• **To do**
Please return all of the material exactly, with no line missing.

• **Supplied data**

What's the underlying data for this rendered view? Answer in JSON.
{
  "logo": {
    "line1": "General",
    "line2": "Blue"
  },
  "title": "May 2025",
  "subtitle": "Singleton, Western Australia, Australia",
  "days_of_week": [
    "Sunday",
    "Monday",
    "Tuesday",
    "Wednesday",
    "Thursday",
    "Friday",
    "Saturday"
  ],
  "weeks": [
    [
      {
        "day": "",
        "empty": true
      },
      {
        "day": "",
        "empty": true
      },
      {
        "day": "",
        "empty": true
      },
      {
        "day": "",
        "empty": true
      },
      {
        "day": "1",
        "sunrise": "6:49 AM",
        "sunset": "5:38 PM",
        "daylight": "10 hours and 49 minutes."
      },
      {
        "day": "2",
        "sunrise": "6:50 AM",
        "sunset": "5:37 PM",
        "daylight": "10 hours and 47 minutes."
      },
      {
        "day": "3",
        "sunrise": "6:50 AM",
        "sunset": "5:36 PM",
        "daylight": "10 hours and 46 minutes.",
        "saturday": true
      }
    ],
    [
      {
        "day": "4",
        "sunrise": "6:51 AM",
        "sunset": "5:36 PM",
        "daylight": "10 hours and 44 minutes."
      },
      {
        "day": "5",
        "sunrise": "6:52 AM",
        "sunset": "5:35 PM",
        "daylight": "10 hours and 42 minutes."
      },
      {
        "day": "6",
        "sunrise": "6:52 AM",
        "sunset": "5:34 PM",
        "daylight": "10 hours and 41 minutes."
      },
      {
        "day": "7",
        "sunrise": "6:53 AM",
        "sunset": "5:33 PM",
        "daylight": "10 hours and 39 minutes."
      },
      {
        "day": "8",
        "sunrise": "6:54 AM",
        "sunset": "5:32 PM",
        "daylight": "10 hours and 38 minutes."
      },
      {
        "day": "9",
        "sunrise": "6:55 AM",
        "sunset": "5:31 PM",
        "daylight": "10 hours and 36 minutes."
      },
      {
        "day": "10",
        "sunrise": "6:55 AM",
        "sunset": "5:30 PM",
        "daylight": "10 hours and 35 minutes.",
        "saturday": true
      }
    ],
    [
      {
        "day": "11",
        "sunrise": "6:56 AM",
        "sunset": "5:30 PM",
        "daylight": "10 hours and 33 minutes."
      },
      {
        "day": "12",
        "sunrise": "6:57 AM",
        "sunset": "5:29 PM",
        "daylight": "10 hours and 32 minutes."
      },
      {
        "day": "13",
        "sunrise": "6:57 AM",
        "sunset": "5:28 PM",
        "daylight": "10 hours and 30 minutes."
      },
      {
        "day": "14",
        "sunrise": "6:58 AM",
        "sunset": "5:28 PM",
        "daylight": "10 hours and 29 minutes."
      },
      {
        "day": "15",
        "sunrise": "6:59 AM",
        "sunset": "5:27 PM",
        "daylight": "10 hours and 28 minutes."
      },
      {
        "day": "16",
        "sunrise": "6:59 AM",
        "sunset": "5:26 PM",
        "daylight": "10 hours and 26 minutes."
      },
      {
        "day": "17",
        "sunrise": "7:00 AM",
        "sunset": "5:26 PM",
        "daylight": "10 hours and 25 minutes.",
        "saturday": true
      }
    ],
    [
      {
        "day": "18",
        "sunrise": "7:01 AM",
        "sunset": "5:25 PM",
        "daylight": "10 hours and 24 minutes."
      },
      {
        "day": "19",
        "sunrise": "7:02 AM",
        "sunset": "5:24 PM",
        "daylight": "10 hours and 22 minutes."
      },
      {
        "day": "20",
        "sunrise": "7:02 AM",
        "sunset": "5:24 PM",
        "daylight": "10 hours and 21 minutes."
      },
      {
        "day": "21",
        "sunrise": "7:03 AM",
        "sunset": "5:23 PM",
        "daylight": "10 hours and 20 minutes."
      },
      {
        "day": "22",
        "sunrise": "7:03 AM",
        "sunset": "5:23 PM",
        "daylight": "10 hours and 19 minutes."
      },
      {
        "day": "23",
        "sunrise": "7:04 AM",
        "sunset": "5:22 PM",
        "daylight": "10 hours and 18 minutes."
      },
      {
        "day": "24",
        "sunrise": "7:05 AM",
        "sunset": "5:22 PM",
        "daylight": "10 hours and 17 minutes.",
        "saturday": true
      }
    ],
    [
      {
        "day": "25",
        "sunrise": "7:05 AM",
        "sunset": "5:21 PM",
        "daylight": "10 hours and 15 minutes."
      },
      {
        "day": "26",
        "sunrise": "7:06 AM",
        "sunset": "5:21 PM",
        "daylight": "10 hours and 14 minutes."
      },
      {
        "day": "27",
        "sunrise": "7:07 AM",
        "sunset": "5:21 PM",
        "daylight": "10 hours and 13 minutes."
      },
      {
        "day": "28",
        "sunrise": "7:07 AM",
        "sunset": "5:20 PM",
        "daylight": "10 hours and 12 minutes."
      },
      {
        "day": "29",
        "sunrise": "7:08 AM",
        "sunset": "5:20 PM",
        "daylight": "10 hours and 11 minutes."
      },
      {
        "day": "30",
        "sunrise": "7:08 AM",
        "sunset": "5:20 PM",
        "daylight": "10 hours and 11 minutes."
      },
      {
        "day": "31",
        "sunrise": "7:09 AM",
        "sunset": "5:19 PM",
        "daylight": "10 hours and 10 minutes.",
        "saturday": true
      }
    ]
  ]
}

• **Task response**
What's the underlying data for this rendered view? Answer in JSON.
{
  "logo": {
    "line1": "General",
    "line2": "Blue"
  },
  "title": "May 2025",
  "subtitle": "Singleton, Western Australia, Australia",
  "days_of_week": [
    "Sunday",
    "Monday",
    "Tuesday",
    "Wednesday",
    "Thursday",
    "Friday",
    "Saturday"
  ],
  "weeks": [
    [
      {
        "day": "",
        "empty": true
      },
      {
        "day": "",
        "empty": true
      },
      {
        "day": "",
        "empty": true
      },
      {
        "day": "",
        "empty": true
      },
      {
        "day": "1",
        "sunrise": "6:49 AM",
        "sunset": "5:38 PM",
        "daylight": "10 hours and 49 minutes."
      },
      {
        "day": "2",
        "sunrise": "6:50 AM",
        "sunset": "5:37 PM",
        "daylight": "10 hours and 47 minutes."
      },
      {
        "day": "3",
        "sunrise": "6:50 AM",
        "sunset": "5:36 PM",
        "daylight": "10 hours and 46 minutes.",
        "saturday": true
      }
    ],
    [
      {
        "day": "4",
        "sunrise": "6:51 AM",
        "sunset": "5:36 PM",
        "daylight": "10 hours and 44 minutes."
      },
      {
        "day": "5",
        "sunrise": "6:52 AM",
        "sunset": "5:35 PM",
        "daylight": "10 hours and 42 minutes."
      },
      {
        "day": "6",
        "sunrise": "6:52 AM",
        "sunset": "5:34 PM",
        "daylight": "10 hours and 41 minutes."
      },
      {
        "day": "7",
        "sunrise": "6:53 AM",
        "sunset": "5:33 PM",
        "daylight": "10 hours and 39 minutes."
      },
      {
        "day": "8",
        "sunrise": "6:54 AM",
        "sunset": "5:32 PM",
        "daylight": "10 hours and 38 minutes."
      },
      {
        "day": "9",
        "sunrise": "6:55 AM",
        "sunset": "5:31 PM",
        "daylight": "10 hours and 36 minutes."
      },
      {
        "day": "10",
        "sunrise": "6:55 AM",
        "sunset": "5:30 PM",
        "daylight": "10 hours and 35 minutes.",
        "saturday": true
      }
    ],
    [
      {
        "day": "11",
        "sunrise": "6:56 AM",
        "sunset": "5:30 PM",
        "daylight": "10 hours and 33 minutes."
      },
      {
        "day": "12",
        "sunrise": "6:57 AM",
        "sunset": "5:29 PM",
        "daylight": "10 hours and 32 minutes."
      },
      {
        "day": "13",
        "sunrise": "6:57 AM",
        "sunset": "5:28 PM",
        "daylight": "10 hours and 30 minutes."
      },
      {
        "day": "14",
        "sunrise": "6:58 AM",
        "sunset": "5:28 PM",
        "daylight": "10 hours and 29 minutes."
      },
      {
        "day": "15",
        "sunrise": "6:59 AM",
        "sunset": "5:27 PM",
        "daylight": "10 hours and 28 minutes."
      },
      {
        "day": "16",
        "sunrise": "6:59 AM",
        "sunset": "5:26 PM",
        "daylight": "10 hours and 26 minutes."
      },
      {
        "day": "17",
        "sunrise": "7:00 AM",
        "sunset": "5:26 PM",
        "daylight": "10 hours and 25 minutes.",
        "saturday": true
      }
    ],
    [
      {
        "day": "18",
        "sunrise": "7:01 AM",
        "sunset": "5:25 PM",
        "daylight": "10 hours and 24 minutes."
      },
      {
        "day": "19",
        "sunrise": "7:02 AM",
        "sunset": "5:24 PM",
        "daylight": "10 hours and 22 minutes."
      },
      {
        "day": "20",
        "sunrise": "7:02 AM",
        "sunset": "5:24 PM",
        "daylight": "10 hours and 21 minutes."
      },
      {
        "day": "21",
        "sunrise": "7:03 AM",
        "sunset": "5:23 PM",
        "daylight": "10 hours and 20 minutes."
      },
      {
        "day": "22",
        "sunrise": "7:03 AM",
        "sunset": "5:23 PM",
        "daylight": "10 hours and 19 minutes."
      },
      {
        "day": "23",
        "sunrise": "7:04 AM",
        "sunset": "5:22 PM",
        "daylight": "10 hours and 18 minutes."
      },
      {
        "day": "24",
        "sunrise": "7:05 AM",
        "sunset": "5:22 PM",
        "daylight": "10 hours and 17 minutes.",
        "saturday": true
      }
    ],
    [
      {
        "day": "25",
        "sunrise": "7:05 AM",
        "sunset": "5:21 PM",
        "daylight": "10 hours and 15 minutes."
      },
      {
        "day": "26",
        "sunrise": "7:06 AM",
        "sunset": "5:21 PM",
        "daylight": "10 hours and 14 minutes."
      },
      {
        "day": "27",
        "sunrise": "7:07 AM",
        "sunset": "5:21 PM",
        "daylight": "10 hours and 13 minutes."
      },
      {
        "day": "28",
        "sunrise": "7:07 AM",
        "sunset": "5:20 PM",
        "daylight": "10 hours and 12 minutes."
      },
      {
        "day": "29",
        "sunrise": "7:08 AM",
        "sunset": "5:20 PM",
        "daylight": "10 hours and 11 minutes."
      },
      {
        "day": "30",
        "sunrise": "7:08 AM",
        "sunset": "5:20 PM",
        "daylight": "10 hours and 11 minutes."
      },
      {
        "day": "31",
        "sunrise": "7:09 AM",
        "sunset": "5:19 PM",
        "daylight": "10 hours and 10 minutes.",
        "saturday": true
      }
    ]
  ]
}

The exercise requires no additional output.